Friday, 27 November 2020

Contacting your internet provider.

Apparently, there are still internet services providers who don't know there are users who can not hear.   The concensus of official advice is to use text relay systems in the UK, but providers are refusing to take those calls and demanding others act for deaf people.  E.G. demanding a voice call response this was what they asked of ATR who had an issue with his provision.   

ATR casebook: ATR had called in initially a freelance computer engineer, who said the issue could be sorted easily by the provider instead, as there were some password and set up issues, so he obligingly made a call to the provision and was told they would not help the person making the call, the client had to make the call.  He said 'the man is deaf he won't hear what you say, if you tell me I can do it for him', they hung up on him.  

So he called back and said 'I used to work for your company, if he cannot hear you, how can he respond to what you say, after another 15 minutes of arguing they relented and said 'does he talk?'  He said 'yes he can', so they said 'we ask you to take the call and then that deaf bloke can use his voice to tell us the answer we can record it, but you have to use HIS phone not yours.

The man wrote down what they said and I spoke into the phone in response and said if it was my partner's service that would not have been possible because she had limited speech, they said no problem get her to sign you are her carer form then we can do it with you, I said I am calling now via someone else because you wouldn't take a call from me!  I don't have nor need a carer and, why aren't you accepting text relay calls? they hung up on us again.

Official BT survey 2019.

Only 1 in 20 of those who are deaf or have hearing loss can complete tasks over the phone, according to a new survey, leaving 70% of the deaf community (8.4 million) to ask friends or family members for help with basic calls.

The poll commissioned by BT and in partnership with the UK Council on Deafness, reveals that despite the rise in digital technologies (such as web chat and social media), phone calls remain an essential form of communication for 80% of the deaf community, with 46% calling businesses at least once a week.

However, for many, the calling experience for everyday tasks such as booking appointments (90%), paying bills (53%) or purchasing products and services (53%), is poor, with certain services (such as healthcare and banking) inaccessible for a quarter of the deaf community. The research comes as the Next Generation Text service provided by BT– which helps people with hearing and speech difficulties communicate over the phone – is rebranded to Relay UK.

The Ofcom regulated service translates text to speech and vice versa with the help of a specially trained Relay Assistant based in one of BT’s contact centres[ii] around the country. The new app offers an improved customer experience and new functionality. The technology, developed by BT, enables a user to easily make a call based on their own accessibility needs.
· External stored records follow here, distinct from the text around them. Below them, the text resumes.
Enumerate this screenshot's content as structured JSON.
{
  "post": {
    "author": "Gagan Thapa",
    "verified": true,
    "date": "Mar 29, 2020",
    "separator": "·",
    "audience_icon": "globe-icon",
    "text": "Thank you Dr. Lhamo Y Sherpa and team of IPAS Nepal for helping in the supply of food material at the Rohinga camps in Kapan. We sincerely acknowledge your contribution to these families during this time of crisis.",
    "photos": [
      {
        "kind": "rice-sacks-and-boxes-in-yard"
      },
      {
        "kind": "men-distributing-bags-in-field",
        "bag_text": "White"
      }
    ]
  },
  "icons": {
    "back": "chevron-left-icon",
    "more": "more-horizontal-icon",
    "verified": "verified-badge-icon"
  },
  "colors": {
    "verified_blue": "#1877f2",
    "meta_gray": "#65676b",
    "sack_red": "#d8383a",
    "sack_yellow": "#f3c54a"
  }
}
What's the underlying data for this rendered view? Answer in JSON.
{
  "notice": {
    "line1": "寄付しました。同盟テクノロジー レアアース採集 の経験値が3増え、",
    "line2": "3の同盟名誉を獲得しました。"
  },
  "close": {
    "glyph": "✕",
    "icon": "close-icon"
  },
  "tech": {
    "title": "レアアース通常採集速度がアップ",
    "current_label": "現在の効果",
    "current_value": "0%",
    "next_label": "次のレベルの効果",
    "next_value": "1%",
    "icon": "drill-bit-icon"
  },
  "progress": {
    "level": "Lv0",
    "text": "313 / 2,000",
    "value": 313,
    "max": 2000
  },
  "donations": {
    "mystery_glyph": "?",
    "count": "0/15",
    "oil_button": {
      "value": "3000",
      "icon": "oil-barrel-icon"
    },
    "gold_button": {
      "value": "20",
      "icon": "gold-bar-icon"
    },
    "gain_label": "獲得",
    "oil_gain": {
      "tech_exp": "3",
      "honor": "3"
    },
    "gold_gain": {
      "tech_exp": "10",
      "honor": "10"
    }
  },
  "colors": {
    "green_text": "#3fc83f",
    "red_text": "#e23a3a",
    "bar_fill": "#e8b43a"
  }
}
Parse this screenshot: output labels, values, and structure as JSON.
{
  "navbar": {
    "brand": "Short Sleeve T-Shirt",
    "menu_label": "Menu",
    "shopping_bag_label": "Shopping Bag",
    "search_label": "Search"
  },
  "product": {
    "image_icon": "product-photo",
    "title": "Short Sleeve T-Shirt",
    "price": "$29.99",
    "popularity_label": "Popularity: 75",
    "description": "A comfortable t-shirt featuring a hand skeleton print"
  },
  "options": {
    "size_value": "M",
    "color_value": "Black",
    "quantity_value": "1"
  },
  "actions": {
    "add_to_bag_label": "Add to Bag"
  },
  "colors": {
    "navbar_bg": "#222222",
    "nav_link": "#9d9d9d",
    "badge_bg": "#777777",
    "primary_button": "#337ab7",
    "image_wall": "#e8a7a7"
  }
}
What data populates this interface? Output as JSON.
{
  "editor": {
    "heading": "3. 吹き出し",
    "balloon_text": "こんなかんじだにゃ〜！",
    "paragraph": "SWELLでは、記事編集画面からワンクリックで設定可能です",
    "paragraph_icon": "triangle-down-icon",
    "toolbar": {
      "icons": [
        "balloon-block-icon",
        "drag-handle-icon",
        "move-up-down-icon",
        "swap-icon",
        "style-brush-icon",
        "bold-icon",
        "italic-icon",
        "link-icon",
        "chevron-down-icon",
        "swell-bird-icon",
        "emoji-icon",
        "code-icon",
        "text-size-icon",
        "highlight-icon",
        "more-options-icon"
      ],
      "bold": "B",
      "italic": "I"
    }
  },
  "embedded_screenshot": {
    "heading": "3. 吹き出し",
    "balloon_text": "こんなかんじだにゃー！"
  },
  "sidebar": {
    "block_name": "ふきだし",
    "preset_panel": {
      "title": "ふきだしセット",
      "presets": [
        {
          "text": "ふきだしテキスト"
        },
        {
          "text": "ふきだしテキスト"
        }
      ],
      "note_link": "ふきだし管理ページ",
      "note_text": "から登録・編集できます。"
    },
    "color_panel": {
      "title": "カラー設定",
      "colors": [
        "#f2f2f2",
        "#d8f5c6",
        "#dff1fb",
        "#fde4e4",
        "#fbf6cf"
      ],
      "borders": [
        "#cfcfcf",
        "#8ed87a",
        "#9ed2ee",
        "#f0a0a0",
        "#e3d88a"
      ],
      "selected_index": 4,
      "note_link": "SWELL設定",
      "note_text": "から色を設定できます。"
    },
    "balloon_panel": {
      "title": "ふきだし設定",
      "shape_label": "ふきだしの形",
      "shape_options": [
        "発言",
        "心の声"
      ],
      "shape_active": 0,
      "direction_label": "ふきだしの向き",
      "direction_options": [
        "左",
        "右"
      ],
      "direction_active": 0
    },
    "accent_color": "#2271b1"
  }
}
The user can connect to a call by selecting one of three options: Type & Read, Speak & Read, or Type & Hear.

Available for download today[iii], the new Relay UK app is free to use[iv] and is available to UK mobile customers in the UK. The development of Relay UK has been led by BT on behalf of stakeholders across the deaf community, such as Action on Hearing Loss, UK Council on Deafness, National Deaf Children’s Society and Hearing Link.[v]

Relay UK provides a vital text relay service to help people communicate by phone with the use of a text relay assistant in real time. This service provides an essential way for people who are deaf or have a hearing loss to access everyday services, from booking a meeting or accessing healthcare including emergency services to booking a table at a restaurant or booking a cinema ticket.”

According to BT’s research, the biggest barrier (78%) to a successful call is frontline staff who are not trained or are inexperienced at taking calls from deaf customers, while the use of automated transfer services that are inaudible (67%) and a lack of technology available to help handle calls are also highlighted.

With a range of unique challenges facing them, 89% of those in the deaf community said that businesses and organisations need to do more to make their services more accessible. When unable to complete a phone call with a business, almost 70% of respondents said that they have to physically go to the store and a further 18% said that making phone calls to businesses leaves them feeling like they are not valued.

The Irony is that BT is one of the providers who also don't have effective access.  ATR reviewed 6 major internet service providers and could not find ANY deaf relay advice area, contact or advice on how deaf can get a service set up on their own.  In advertising a deaf relay service it appears nobody told service provision it was illegal to refuse.  Areas like Virgin etc don't have a contact today.

Part of the problem is people trying to scam provision by claiming to speak for those who can't and this made issues even with text responses or email.  So part of the issue was intense verification of users which blocked telephonic or electronic contact by default.